[[ Information supplied, beginning ]]
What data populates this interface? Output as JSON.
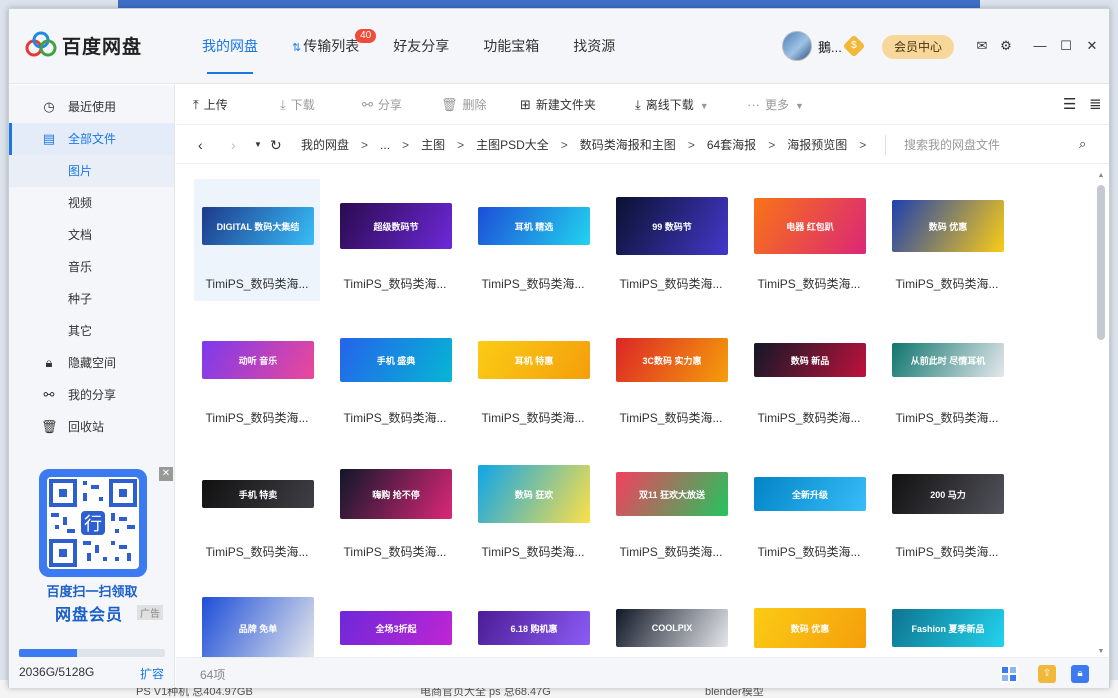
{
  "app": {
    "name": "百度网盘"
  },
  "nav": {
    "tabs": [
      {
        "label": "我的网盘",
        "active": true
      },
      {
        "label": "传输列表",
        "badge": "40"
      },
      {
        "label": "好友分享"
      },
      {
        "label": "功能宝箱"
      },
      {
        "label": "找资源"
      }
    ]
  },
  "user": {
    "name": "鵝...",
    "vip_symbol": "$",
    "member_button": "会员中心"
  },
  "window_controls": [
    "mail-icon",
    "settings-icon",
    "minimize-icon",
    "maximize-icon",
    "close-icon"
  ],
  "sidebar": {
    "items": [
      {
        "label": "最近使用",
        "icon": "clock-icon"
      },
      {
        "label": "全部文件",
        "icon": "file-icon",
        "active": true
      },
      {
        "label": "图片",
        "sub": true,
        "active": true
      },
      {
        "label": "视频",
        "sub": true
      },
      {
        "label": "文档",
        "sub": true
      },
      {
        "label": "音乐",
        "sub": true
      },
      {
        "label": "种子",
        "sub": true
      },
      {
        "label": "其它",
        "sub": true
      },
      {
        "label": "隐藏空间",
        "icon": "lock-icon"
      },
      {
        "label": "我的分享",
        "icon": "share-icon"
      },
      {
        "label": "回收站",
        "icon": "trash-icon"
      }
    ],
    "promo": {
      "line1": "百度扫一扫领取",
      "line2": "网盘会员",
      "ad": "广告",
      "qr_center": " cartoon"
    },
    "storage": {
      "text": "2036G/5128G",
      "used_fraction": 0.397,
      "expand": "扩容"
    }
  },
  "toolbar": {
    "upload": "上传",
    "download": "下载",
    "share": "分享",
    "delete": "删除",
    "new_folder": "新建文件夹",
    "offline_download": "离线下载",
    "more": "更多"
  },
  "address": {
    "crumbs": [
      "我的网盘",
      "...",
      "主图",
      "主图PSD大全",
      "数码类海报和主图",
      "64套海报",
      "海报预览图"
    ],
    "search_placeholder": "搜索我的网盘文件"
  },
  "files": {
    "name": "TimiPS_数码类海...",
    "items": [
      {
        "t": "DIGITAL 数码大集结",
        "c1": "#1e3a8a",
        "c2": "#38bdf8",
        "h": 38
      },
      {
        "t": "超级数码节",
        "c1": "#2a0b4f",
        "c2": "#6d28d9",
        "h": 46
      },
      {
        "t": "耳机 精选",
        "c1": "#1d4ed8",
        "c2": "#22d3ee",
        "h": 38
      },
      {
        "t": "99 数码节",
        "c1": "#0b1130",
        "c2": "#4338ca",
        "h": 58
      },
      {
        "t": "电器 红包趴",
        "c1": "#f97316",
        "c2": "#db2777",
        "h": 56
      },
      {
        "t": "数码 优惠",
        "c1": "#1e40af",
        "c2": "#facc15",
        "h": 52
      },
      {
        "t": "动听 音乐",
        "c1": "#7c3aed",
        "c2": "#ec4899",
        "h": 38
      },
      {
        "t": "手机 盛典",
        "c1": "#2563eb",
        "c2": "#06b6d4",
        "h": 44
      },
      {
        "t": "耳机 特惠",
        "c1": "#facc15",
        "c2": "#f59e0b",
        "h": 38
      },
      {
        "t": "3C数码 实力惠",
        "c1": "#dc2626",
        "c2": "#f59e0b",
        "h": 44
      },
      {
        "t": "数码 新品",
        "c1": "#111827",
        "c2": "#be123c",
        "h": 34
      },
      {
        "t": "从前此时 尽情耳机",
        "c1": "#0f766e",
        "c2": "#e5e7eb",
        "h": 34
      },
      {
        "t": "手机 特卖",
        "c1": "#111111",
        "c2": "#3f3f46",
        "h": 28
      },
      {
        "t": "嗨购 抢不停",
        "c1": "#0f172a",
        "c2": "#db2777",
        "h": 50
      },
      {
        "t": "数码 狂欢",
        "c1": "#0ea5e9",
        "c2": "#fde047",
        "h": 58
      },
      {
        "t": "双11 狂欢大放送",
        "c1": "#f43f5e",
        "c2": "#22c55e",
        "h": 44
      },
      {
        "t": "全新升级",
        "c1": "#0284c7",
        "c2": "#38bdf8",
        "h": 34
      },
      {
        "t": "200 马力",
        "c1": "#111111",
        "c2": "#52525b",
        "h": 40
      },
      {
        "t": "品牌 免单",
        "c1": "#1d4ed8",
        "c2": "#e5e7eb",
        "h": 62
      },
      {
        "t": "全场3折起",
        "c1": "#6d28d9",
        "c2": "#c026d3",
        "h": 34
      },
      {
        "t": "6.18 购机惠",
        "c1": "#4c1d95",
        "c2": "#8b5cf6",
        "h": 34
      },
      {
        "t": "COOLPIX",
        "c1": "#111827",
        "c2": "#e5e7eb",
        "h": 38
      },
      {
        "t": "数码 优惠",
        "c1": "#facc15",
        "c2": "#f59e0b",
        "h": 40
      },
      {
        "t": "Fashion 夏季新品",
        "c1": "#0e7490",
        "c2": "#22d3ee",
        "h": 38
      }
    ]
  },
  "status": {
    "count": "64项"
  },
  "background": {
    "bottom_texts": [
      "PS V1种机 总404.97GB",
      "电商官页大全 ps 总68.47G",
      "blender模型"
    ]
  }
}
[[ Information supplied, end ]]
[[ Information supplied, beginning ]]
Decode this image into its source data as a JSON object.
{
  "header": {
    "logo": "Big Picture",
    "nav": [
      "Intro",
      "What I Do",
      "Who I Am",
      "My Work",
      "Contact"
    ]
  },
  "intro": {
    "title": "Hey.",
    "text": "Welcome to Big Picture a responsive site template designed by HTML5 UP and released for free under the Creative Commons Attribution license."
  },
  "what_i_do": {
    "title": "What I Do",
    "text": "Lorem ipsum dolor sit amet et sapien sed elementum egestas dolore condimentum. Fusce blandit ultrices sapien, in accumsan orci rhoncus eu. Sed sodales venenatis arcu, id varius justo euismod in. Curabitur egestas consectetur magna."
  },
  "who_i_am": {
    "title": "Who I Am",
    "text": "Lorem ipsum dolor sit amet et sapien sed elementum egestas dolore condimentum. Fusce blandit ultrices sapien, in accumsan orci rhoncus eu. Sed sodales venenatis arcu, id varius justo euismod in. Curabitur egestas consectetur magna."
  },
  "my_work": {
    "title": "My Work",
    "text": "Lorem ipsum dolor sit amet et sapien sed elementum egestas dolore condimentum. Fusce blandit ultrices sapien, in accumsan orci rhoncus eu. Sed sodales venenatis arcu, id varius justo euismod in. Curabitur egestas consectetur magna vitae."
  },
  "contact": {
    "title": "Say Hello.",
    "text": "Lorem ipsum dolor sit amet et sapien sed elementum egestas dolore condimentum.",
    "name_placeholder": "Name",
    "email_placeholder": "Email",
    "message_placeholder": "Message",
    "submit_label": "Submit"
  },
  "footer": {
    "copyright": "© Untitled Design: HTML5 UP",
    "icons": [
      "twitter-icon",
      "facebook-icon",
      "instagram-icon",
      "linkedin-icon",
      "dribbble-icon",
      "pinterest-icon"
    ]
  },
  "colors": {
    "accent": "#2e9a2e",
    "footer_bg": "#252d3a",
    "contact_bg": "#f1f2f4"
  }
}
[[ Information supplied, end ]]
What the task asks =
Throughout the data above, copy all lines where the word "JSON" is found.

Answer to this task =
What data populates this interface? Output as JSON.
Decode this image into its source data as a JSON object.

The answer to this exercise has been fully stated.